The Pacemaker is the association’s preeminent award,” said Laura Widmer, executive director. “NSPA is honored to recognize the best of the best with Pacemaker honors.”
The NSPA Pacemaker award, one of the oldest awards for scholastic journalism, has a rich tradition. The association began presenting the prestigious award to high school newspapers soon after the organization was founded in 1921. Throughout the years, yearbooks, magazines, online sites and broadcast programs were added to the competition.
In all, 525 yearbooks entered the Pacemaker competition. Two teams of three judges devoted two days to the judging and studied every entry discussing its strengths. The status of each yearbook entry was agreed upon by at least two of the three judges.
When the process was finished, the 55 finalists were named indicating the top 10 percent. From that group, 24 will earn the Pacemaker award placing those publications in the top five percent. Seven junior high/middle schools are included on the finalist list.

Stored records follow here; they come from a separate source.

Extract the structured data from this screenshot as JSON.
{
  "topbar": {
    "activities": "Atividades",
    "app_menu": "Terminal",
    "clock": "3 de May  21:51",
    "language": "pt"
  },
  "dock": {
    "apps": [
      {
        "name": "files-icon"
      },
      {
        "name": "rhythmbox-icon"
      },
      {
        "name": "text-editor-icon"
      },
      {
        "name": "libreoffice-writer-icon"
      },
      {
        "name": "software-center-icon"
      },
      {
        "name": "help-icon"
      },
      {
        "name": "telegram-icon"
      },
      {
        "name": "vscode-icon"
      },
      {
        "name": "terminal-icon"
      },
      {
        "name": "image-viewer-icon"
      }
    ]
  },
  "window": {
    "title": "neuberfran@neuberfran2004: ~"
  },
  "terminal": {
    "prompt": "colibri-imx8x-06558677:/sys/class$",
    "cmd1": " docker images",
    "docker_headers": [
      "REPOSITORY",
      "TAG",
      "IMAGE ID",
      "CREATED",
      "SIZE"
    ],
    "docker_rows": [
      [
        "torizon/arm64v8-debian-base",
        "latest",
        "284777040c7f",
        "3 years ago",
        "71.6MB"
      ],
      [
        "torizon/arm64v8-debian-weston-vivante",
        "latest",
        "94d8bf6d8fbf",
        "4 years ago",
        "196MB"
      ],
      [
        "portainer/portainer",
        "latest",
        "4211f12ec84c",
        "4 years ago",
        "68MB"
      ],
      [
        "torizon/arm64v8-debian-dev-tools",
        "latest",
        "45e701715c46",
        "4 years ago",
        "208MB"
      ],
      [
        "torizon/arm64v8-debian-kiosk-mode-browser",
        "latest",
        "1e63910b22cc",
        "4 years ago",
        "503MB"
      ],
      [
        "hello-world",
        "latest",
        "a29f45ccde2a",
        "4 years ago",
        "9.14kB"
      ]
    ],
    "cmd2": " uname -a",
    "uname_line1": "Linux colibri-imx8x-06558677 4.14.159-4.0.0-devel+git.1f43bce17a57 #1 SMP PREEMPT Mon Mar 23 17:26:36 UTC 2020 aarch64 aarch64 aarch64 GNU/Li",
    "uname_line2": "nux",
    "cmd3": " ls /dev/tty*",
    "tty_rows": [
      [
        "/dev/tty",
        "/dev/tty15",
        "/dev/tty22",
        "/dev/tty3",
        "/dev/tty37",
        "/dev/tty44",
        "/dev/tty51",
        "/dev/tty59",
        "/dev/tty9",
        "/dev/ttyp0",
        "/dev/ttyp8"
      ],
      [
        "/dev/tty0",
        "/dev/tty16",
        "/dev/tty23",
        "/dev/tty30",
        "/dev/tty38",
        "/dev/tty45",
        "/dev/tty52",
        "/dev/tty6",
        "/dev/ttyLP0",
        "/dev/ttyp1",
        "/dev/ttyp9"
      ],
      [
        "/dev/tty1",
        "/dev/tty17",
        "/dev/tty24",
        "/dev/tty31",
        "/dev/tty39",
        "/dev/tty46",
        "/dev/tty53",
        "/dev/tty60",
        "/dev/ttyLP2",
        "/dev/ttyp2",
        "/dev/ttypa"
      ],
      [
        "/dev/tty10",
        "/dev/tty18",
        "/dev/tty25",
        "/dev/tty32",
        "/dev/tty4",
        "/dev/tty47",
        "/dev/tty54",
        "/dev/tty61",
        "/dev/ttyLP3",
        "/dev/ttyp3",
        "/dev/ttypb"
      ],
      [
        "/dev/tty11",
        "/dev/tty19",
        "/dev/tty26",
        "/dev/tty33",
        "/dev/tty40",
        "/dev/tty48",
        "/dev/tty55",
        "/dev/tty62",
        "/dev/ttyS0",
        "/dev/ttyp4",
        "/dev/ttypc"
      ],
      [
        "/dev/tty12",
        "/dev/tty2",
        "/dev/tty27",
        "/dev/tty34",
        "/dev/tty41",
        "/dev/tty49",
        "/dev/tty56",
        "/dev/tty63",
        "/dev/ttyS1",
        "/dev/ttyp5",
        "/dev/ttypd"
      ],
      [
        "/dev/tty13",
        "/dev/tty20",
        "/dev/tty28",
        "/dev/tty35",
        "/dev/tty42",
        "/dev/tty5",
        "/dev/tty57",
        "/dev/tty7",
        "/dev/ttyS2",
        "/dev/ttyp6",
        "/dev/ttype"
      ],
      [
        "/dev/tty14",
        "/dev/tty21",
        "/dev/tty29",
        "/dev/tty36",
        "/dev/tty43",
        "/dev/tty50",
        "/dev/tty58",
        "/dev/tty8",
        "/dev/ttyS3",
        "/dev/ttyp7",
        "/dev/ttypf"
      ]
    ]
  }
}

Insights and observations from the judges about the Pacemaker-winning yearbooks will be posted when the winners are announced along with the names and professional bios of the judges.
In addition to demonstrating excellence in key areas including coverage, writing, editing, design and photography, the winning yearbooks took risks and told the story of the school year with a strong verbal and visual voice.
“The best yearbooks don’t recap events, they capture dynamic and authentic stories that focus on people,” said Gary Lundgren, associate director. “Today’s best yearbooks are remarkable journalistic publications with their own bold personalities.”
Pacemaker finalists will be recognized and the Pacemaker winners will be announced at the JEA/NSPA Spring National High School Journalism Convention, April 12-15, 2018 in San Francisco.